*** Opening of Study material ***

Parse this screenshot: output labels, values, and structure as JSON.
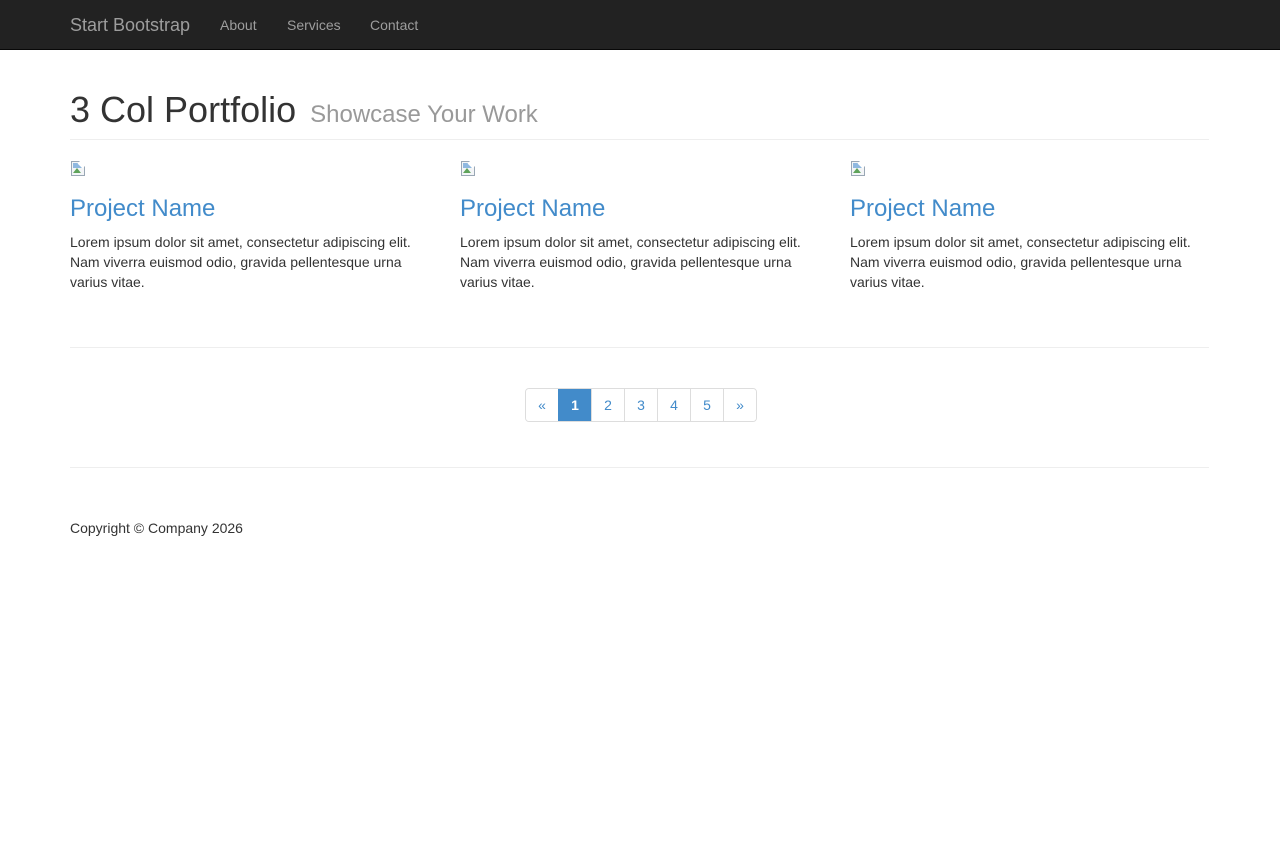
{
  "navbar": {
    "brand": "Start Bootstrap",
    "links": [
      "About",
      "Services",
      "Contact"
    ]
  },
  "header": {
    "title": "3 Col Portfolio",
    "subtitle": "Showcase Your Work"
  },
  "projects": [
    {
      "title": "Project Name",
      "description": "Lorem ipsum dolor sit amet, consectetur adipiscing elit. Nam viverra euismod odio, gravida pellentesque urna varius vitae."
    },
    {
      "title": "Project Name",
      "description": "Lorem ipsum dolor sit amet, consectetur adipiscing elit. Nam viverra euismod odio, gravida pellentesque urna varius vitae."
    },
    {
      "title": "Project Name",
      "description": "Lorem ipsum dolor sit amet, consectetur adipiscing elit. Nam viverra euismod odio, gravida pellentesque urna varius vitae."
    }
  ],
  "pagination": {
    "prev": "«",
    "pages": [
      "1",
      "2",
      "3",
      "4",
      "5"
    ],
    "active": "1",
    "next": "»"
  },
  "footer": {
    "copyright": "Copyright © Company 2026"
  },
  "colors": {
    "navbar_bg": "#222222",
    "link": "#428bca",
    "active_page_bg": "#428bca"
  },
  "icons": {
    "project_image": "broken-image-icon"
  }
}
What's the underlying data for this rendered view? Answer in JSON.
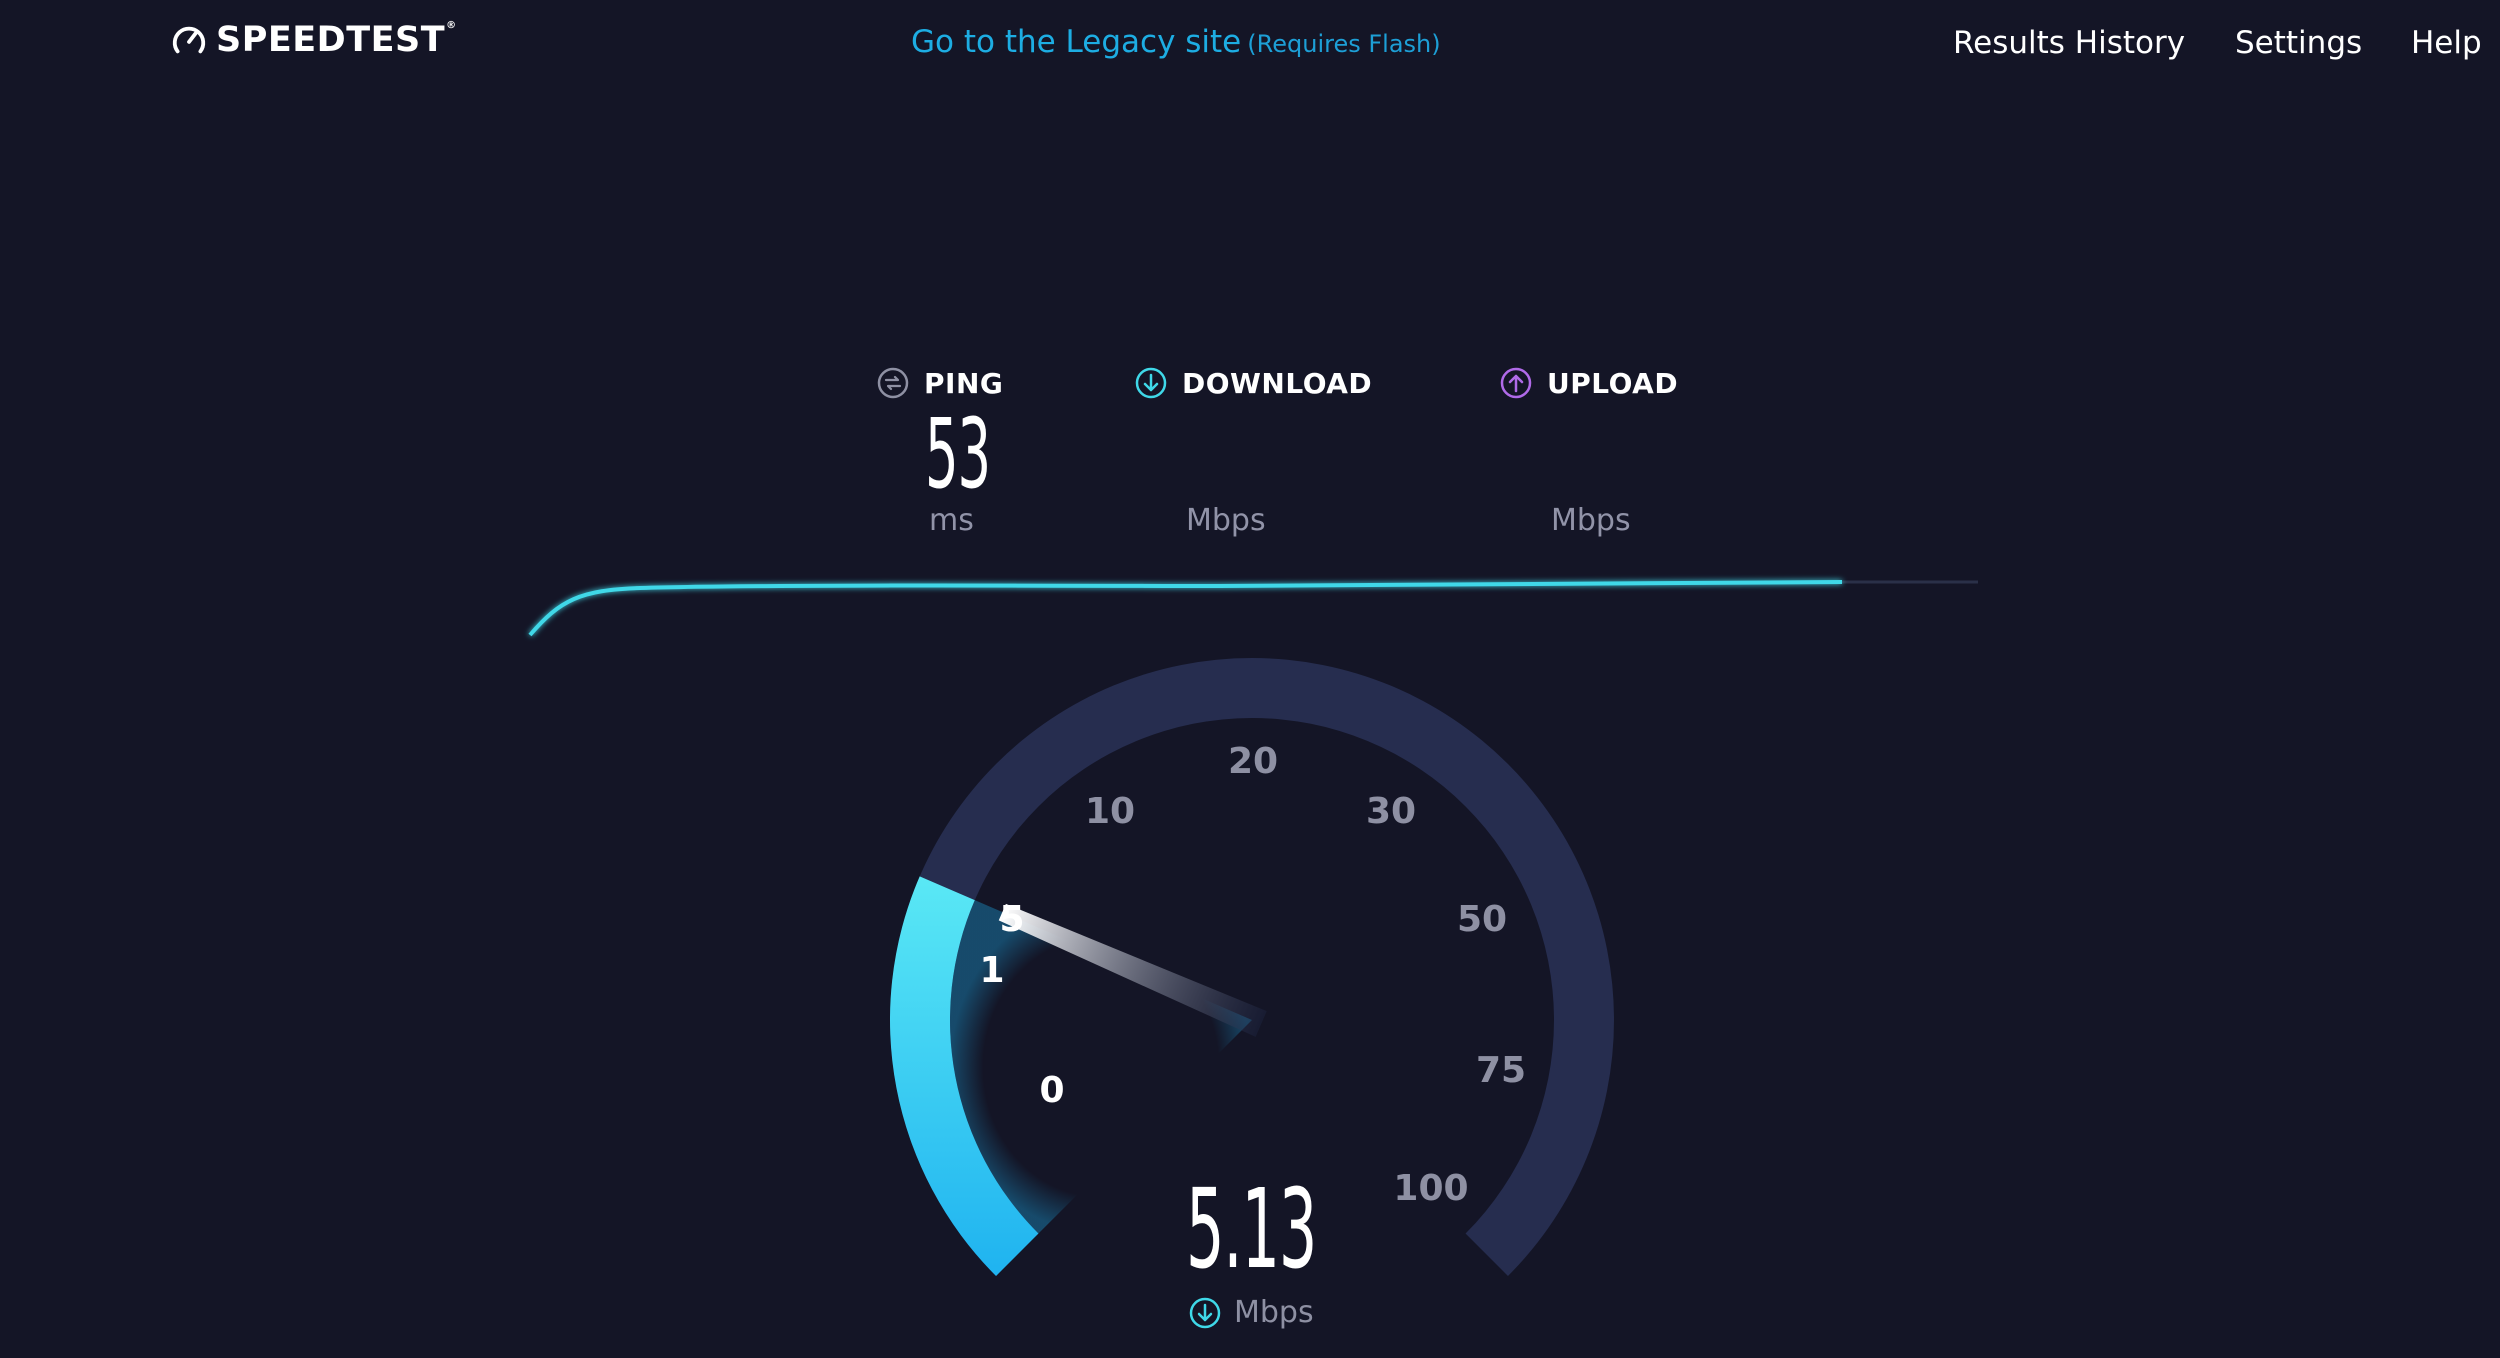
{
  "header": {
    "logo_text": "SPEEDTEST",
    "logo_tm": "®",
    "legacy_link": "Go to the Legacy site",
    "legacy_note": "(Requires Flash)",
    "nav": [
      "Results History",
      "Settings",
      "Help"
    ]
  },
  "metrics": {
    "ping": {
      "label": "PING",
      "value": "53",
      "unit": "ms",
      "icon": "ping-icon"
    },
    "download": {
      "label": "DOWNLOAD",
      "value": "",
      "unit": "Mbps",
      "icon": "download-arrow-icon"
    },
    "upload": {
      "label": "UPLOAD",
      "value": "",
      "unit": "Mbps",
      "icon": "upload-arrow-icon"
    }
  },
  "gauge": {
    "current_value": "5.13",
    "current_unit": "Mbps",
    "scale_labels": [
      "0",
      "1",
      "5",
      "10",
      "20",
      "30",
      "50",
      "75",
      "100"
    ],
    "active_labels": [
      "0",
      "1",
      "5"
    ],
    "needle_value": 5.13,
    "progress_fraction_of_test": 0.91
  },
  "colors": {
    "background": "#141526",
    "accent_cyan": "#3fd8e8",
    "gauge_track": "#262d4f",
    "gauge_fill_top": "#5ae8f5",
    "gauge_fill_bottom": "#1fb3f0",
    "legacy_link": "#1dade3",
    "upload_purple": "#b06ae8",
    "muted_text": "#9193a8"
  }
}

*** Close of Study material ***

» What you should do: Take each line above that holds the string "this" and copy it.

» Output:
Parse this screenshot: output labels, values, and structure as JSON.
What's the underlying data for this rendered view? Answer in JSON.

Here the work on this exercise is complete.